Material shown Block Start

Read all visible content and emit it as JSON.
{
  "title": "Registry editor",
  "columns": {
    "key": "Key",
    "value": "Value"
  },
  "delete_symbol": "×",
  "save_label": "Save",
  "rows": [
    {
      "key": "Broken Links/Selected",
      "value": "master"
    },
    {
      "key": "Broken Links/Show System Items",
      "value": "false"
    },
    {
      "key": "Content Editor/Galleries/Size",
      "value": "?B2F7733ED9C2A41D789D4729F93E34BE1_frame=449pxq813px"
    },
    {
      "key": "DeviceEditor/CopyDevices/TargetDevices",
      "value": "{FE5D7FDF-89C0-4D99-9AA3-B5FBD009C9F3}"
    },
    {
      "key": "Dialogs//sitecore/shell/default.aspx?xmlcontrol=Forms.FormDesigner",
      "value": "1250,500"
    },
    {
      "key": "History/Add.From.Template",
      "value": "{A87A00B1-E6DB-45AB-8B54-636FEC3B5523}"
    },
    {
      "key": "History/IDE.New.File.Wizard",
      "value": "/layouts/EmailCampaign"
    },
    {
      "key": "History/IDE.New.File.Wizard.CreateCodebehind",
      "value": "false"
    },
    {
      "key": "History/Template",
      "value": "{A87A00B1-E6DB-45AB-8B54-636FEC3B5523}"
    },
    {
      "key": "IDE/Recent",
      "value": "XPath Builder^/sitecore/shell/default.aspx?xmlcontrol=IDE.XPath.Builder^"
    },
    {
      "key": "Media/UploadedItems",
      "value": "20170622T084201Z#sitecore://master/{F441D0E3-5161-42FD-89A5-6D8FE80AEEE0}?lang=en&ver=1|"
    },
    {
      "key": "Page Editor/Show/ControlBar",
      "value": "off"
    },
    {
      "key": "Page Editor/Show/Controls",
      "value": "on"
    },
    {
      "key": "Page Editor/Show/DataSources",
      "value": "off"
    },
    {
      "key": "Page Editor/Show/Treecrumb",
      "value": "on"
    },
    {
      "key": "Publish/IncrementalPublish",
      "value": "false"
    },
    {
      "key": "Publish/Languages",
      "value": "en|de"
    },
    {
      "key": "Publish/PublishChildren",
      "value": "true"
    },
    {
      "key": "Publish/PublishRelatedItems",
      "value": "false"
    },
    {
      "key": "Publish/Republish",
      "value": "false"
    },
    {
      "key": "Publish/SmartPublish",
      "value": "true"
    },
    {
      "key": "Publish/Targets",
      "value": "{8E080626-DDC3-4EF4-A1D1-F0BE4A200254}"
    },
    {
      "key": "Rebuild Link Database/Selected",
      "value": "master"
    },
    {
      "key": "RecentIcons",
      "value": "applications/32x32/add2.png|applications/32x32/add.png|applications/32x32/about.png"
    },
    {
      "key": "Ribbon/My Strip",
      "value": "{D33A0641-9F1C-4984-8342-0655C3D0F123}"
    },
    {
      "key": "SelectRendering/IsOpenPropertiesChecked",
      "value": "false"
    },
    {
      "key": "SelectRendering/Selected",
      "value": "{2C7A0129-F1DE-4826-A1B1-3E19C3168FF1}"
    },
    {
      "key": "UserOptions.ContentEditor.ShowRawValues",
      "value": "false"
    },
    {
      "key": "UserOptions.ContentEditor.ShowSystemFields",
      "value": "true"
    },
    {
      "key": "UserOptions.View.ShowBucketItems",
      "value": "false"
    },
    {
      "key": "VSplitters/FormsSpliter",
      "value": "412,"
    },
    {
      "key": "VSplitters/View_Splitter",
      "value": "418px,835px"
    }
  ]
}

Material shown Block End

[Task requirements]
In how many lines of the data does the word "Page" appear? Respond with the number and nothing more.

[Written answer]
4